If you have a file with dates and times in the same cell, we'll see two quick ways that you can separate that into date and time columns.
The first one will use a formula. So in here I'm going to click and type an equal sign.
We'll use the INT function, which is for an integer and that is going to pull the whole number from this cell, which is just the date part of the date and time.
When I press Enter we'll see a date. Now if you see a number, you can format that as a date.
Then I can select that cell, double-click on the Fill Handle, and I very quickly have all the dates.
If a date has a time attached to it, that's a decimal number.
So if it's 12 noon, it would be the date number 0.5.
So we want to just get that decimal portion, so we'll type equals the date.
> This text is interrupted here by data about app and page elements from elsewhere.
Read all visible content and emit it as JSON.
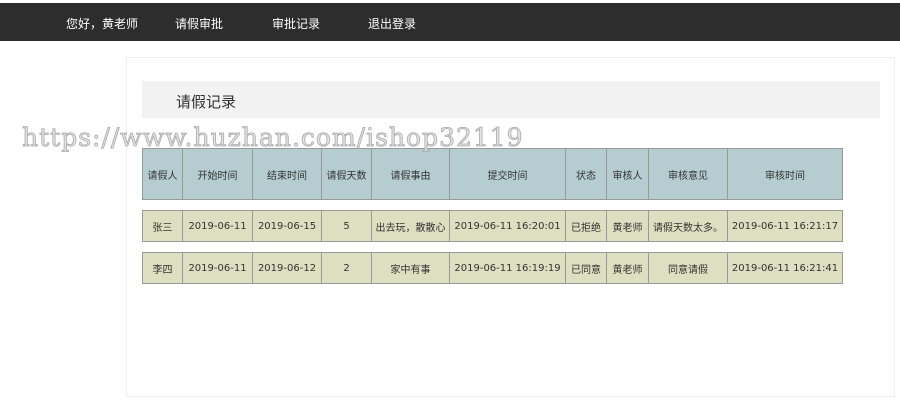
{
  "nav": {
    "greeting": "您好，黄老师",
    "approve": "请假审批",
    "records": "审批记录",
    "logout": "退出登录"
  },
  "page_title": "请假记录",
  "watermark": "https://www.huzhan.com/ishop32119",
  "table": {
    "headers": [
      "请假人",
      "开始时间",
      "结束时间",
      "请假天数",
      "请假事由",
      "提交时间",
      "状态",
      "审核人",
      "审核意见",
      "审核时间"
    ],
    "rows": [
      [
        "张三",
        "2019-06-11",
        "2019-06-15",
        "5",
        "出去玩，散散心",
        "2019-06-11 16:20:01",
        "已拒绝",
        "黄老师",
        "请假天数太多。",
        "2019-06-11 16:21:17"
      ],
      [
        "李四",
        "2019-06-11",
        "2019-06-12",
        "2",
        "家中有事",
        "2019-06-11 16:19:19",
        "已同意",
        "黄老师",
        "同意请假",
        "2019-06-11 16:21:41"
      ]
    ]
  }
}
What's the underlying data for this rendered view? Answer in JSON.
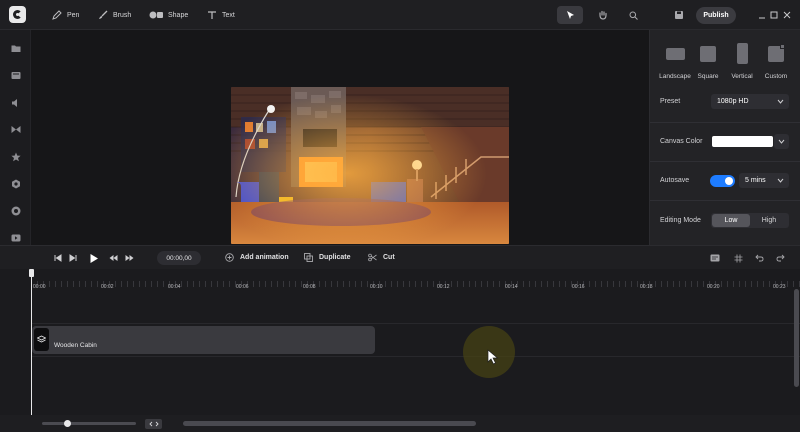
{
  "toolbar": {
    "tools": [
      {
        "label": "Pen",
        "icon": "pen-icon"
      },
      {
        "label": "Brush",
        "icon": "brush-icon"
      },
      {
        "label": "Shape",
        "icon": "shape-icon"
      },
      {
        "label": "Text",
        "icon": "text-icon"
      }
    ],
    "modes": [
      "select-arrow-icon",
      "hand-icon",
      "zoom-icon"
    ],
    "active_mode": "select-arrow-icon",
    "publish_label": "Publish"
  },
  "rail": [
    "folder-icon",
    "media-icon",
    "audio-icon",
    "transition-icon",
    "star-icon",
    "settings-icon",
    "record-icon",
    "video-icon"
  ],
  "panel": {
    "formats": [
      {
        "label": "Landscape"
      },
      {
        "label": "Square"
      },
      {
        "label": "Vertical"
      },
      {
        "label": "Custom"
      }
    ],
    "preset_label": "Preset",
    "preset_value": "1080p HD",
    "canvas_color_label": "Canvas Color",
    "canvas_color": "#ffffff",
    "autosave_label": "Autosave",
    "autosave_on": true,
    "autosave_value": "5 mins",
    "editing_mode_label": "Editing Mode",
    "editing_modes": [
      "Low",
      "High"
    ],
    "editing_mode_active": "Low"
  },
  "controls": {
    "timecode": "00:00,00",
    "add_animation": "Add animation",
    "duplicate": "Duplicate",
    "cut": "Cut"
  },
  "timeline": {
    "ticks": [
      "00:00",
      "00:02",
      "00:04",
      "00:06",
      "00:08",
      "00:10",
      "00:12",
      "00:14",
      "00:16",
      "00:18",
      "00:20",
      "00:23"
    ],
    "clip_label": "Wooden Cabin"
  },
  "colors": {
    "accent": "#1e7cff",
    "background": "#18181a"
  }
}
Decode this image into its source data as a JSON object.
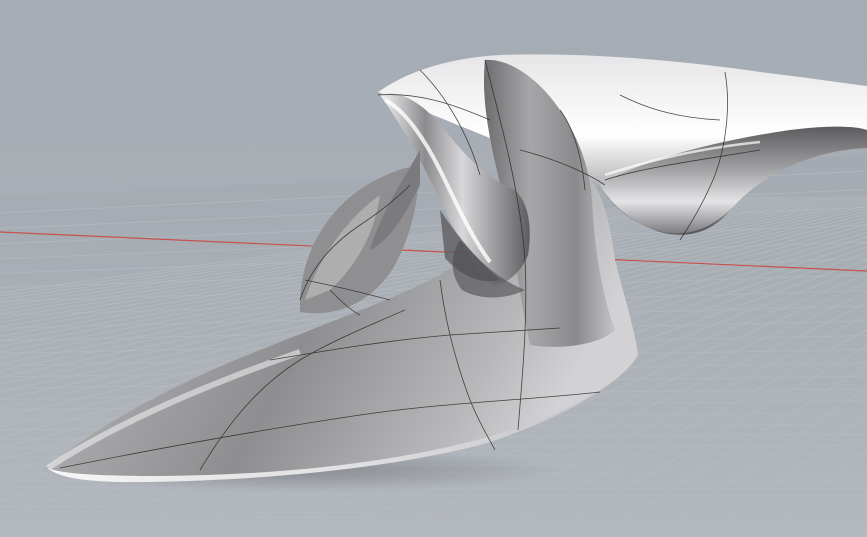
{
  "viewport": {
    "projection": "perspective",
    "display_mode": "rendered",
    "background_color": "#a9afb6",
    "construction_plane": {
      "grid": true,
      "grid_color": "#9ea4ab",
      "grid_line_color": "#b7bcc2",
      "x_axis_color": "#c7524d",
      "y_axis_visible": false
    },
    "model": {
      "object_type": "freeform surface",
      "shading": "metallic",
      "base_color": "#9c9c9e",
      "highlight_color": "#ffffff",
      "isocurves": true,
      "isocurve_color": "#2a2a2a"
    }
  }
}
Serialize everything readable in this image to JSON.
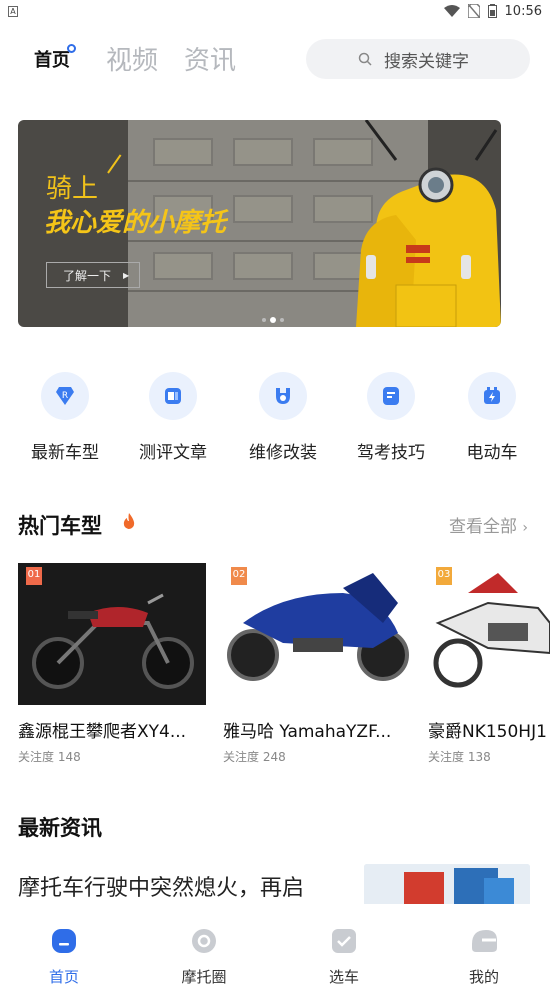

So that's the full member including the decimal.
And then minus the date portion, we want to subtract that full number.
So we'll use the INT bracket and click on the date. And when I press Enter, we get the time. And again, you might have to format that as time, if you're just seeing a number. And then fill that down.
We can also pull this out without a formula. So here's another copy of the same list. And in here I'm going to just type the first two dates.
So I'll type 2/1/16 and 2/3/16.
And now we're going to use the Flash Fill. And if you're doing this with text, it would fill down automatically, usually, once we set a pattern, but for numbers or dates, it doesn't do that.
We can go to the Data tab, and click Flash Fill, and then it will suggest the rest of the dates for you.
And then you can come here and accept or undo or just leave it as is if you want to accept it.
And we can do the same thing for the time. So I'll type the first couple, and 9:32
And now again, I'll go and click Flash Fill, and it fills down the rest and they look fine to me. So I'll leave those as is.
Now those won't change if these dates change.
On the sheet where we used a formula, if we update a time or the date, because we have formulas here, those would update.
Last updated: May 31, 2024 3:49 PM